This new deicer may also be easier on the environment-an option worth studying further. You see, traditional rock salt can damage trees and vegetation along roads and can increase the amount of chloride in water bodies. While modern highway departments are making strides to reduce the amount of salt they use, it's still a concern. Scientists worry that if current land development and road salting practices continue, chloride levels in some water bodies, such as streams by long sections of road, could slowly rise to the point that the chloride becomes toxic to freshwater life.
But all road deicers have pros and cons, and beet juice is no exception. While it is true that adding beet juice to form innovative concoctions reduces salt levels, more study is needed. Experience and tests will show whether it is beneficial, of little consequence, or if it has unintended impacts, like reducing dissolved oxygen levels in nearby water bodies.
The New York State Department of Transportation (NYSDOT) is continually looking for new ways to reduce the impacts deicing has on the environment while still keeping our roads safe. Twice a year, experts from every region gather to form the Snow & Ice Community of Practice to exchange ideas about snow and ice removal in our state.
In last winter's issue of NYSDOT's electronic magazine, the department highlighted some advances being made in deicing New York's roads. One improvement, for example, is that the department no longer uses sand to treat roads. Snow/ice program engineer Mike Lashmet explains that sand gets into drainage ditches, clogs culverts and isn't ecologically safe. The department has adopted the practice of "pre-treating" roads ahead of a storm with salt brine or magnesium chloride (a more expensive type of deicer). The solutions prevent ice and snow from compacting, allowing for easier removal. In turn, this allows the department to cut back on the amount of initial rock salt applications. So far, says Lashmet, it's working.

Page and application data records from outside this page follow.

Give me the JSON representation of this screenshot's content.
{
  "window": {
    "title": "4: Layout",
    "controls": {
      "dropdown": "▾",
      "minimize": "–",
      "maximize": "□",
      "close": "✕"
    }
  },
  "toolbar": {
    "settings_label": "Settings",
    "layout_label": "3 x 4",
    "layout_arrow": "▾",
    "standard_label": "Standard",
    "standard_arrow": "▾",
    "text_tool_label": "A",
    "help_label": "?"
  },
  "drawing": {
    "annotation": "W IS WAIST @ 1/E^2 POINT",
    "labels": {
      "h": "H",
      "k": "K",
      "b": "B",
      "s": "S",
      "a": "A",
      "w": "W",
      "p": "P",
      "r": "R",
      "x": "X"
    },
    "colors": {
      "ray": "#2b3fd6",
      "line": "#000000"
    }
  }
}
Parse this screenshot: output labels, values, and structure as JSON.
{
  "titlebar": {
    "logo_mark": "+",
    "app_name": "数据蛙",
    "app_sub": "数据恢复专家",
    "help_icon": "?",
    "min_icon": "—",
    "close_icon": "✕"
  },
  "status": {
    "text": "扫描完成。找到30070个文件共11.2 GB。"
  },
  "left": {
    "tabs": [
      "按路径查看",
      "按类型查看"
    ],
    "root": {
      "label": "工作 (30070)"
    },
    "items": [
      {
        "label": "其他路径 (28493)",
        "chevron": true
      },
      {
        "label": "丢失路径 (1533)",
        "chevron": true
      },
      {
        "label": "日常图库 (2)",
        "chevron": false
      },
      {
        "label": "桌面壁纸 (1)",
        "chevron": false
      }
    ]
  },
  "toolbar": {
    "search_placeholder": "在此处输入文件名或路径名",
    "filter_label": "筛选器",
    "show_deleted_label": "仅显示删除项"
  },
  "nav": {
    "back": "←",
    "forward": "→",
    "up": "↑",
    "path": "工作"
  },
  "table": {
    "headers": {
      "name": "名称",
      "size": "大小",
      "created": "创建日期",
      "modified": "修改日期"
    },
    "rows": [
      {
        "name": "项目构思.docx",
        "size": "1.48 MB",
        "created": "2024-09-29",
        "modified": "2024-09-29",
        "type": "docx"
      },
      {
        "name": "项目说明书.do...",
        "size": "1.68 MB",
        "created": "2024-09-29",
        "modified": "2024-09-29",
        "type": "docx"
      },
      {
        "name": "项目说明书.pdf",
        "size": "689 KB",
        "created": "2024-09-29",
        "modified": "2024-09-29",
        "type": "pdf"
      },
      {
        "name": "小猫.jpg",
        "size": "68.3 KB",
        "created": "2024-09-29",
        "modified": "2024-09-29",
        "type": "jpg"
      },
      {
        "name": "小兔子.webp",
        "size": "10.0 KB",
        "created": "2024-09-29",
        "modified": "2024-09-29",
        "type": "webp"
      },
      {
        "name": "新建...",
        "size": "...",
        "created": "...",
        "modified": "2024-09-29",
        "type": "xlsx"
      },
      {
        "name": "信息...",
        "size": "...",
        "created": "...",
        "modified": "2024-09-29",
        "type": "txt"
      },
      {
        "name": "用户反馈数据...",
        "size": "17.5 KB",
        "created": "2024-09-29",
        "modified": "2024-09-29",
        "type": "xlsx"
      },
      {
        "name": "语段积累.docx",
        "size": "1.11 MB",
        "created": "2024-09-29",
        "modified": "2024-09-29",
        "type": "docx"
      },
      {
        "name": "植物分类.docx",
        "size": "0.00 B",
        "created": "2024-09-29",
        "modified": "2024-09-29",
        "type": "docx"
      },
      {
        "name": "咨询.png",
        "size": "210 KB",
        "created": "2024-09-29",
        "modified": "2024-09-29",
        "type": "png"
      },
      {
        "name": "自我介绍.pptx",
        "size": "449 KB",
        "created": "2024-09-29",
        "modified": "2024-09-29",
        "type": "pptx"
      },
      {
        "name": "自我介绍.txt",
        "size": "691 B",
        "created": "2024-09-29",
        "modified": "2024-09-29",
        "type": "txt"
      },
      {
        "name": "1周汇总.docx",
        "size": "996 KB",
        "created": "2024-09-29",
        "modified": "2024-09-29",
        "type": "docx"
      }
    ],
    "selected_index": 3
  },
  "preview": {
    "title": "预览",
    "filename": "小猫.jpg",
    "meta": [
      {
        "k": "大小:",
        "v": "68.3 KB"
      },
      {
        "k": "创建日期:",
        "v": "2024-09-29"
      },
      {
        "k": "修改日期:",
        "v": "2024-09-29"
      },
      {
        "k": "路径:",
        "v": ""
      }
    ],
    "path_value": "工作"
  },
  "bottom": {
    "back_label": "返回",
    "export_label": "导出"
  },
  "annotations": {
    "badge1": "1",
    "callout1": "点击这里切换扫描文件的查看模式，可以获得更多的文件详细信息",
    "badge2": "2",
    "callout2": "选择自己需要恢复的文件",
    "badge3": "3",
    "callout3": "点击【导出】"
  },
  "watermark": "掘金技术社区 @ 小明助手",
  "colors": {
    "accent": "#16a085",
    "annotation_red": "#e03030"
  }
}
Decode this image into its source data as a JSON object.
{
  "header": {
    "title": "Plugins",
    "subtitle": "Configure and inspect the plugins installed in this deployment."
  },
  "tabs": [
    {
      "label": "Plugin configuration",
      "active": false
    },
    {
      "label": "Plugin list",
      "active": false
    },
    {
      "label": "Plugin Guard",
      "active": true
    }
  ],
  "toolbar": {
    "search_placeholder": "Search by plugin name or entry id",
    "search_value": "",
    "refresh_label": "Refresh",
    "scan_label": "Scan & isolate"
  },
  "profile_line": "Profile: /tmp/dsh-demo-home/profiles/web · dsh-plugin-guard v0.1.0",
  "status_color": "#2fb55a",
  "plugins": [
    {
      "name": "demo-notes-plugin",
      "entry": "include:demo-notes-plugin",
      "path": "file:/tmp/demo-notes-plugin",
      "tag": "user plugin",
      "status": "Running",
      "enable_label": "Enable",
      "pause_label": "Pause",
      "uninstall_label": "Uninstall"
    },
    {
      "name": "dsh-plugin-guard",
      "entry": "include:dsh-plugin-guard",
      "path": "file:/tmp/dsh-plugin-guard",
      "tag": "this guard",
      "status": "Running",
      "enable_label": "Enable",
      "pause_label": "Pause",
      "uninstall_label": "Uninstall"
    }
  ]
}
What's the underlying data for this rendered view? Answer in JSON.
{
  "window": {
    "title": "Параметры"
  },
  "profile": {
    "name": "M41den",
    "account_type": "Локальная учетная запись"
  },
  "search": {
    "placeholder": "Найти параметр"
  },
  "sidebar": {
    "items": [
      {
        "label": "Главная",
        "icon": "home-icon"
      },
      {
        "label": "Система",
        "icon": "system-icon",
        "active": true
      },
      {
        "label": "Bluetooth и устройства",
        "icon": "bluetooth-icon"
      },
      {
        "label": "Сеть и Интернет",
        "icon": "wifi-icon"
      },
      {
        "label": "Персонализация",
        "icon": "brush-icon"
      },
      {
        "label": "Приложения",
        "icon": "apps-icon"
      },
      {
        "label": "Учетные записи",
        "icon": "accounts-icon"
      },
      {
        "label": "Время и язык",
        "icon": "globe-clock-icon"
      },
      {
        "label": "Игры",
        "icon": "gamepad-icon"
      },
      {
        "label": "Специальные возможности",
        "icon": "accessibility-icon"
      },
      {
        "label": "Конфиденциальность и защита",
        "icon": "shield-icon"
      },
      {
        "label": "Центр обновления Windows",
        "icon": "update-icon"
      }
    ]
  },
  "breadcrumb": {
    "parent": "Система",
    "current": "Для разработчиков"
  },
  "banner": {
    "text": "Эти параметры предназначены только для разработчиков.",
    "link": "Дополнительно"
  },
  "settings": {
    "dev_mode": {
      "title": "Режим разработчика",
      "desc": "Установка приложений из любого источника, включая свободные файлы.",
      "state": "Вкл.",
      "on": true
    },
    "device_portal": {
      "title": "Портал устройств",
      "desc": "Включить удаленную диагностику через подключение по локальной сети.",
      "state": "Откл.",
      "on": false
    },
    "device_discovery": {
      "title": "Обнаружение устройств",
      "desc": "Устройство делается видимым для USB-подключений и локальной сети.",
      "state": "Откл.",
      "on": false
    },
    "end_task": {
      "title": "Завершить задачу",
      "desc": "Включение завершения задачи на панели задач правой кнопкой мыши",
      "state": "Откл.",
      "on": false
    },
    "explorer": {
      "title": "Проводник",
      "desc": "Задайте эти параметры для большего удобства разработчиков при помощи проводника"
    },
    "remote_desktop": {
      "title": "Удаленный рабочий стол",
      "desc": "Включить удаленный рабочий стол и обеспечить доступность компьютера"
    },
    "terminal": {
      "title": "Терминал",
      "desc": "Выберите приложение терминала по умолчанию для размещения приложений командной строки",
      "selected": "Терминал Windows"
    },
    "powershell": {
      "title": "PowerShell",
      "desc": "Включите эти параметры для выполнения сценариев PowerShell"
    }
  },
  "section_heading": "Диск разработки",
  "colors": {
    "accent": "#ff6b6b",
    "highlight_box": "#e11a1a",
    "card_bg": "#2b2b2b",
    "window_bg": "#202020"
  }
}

Whether we realize it or not, salt is a large part of our lives. Through advances like these, we can better control our impact on the environment and help safeguard New York's communities.
Salty-snack lover Jenna DuChene is staff writer for Conservationist.
Christine Reed is a geologist in DEC's Division of Mineral Resources.
Salt is used to cure meat, it's part of our oceans, and is an essential component of our bodies, so it's no small wonder it repeatedly finds a place in our society. Here are just a few ways salt has influenced the environment, our diet, our work and even our language.
• Salt is in lotions, soaps, dyes, paper, electronic circuits and rubber.
• The phrase "not worth his salt" comes from the days when Greeks traded slaves for salt.
• Salt potatoes originated in central New York, particularly Syracuse, when Irish salt workers of the 1800s threw potatoes into the boiling salt vats for their lunches.
• The final leg of the Erie Canal, from the Hudson River to the Great Lakes, was built in 1825 with money citizens paid in accordance with the day's tax on salt.
• "Salting the earth" was an ancient military practice where soldiers salted fields so crops could not grow.
Protecting a Natural Resource
In coordination with the federal Underground Injection Control (UIC) Program administered by the Environmental Protection Agency, DEC's Division of Mineral Resources oversees all aspects of solution salt mining in New York, including well drilling, plugging and operational activities. The entire process is subject to the same rules placed on oil and gas well drilling, but with some additional requirements such as monitoring the amount of fluids injected and removed to detect any leaks in the system. The Division also oversees hard rock salt mining under the Mined Land Reclamation Program.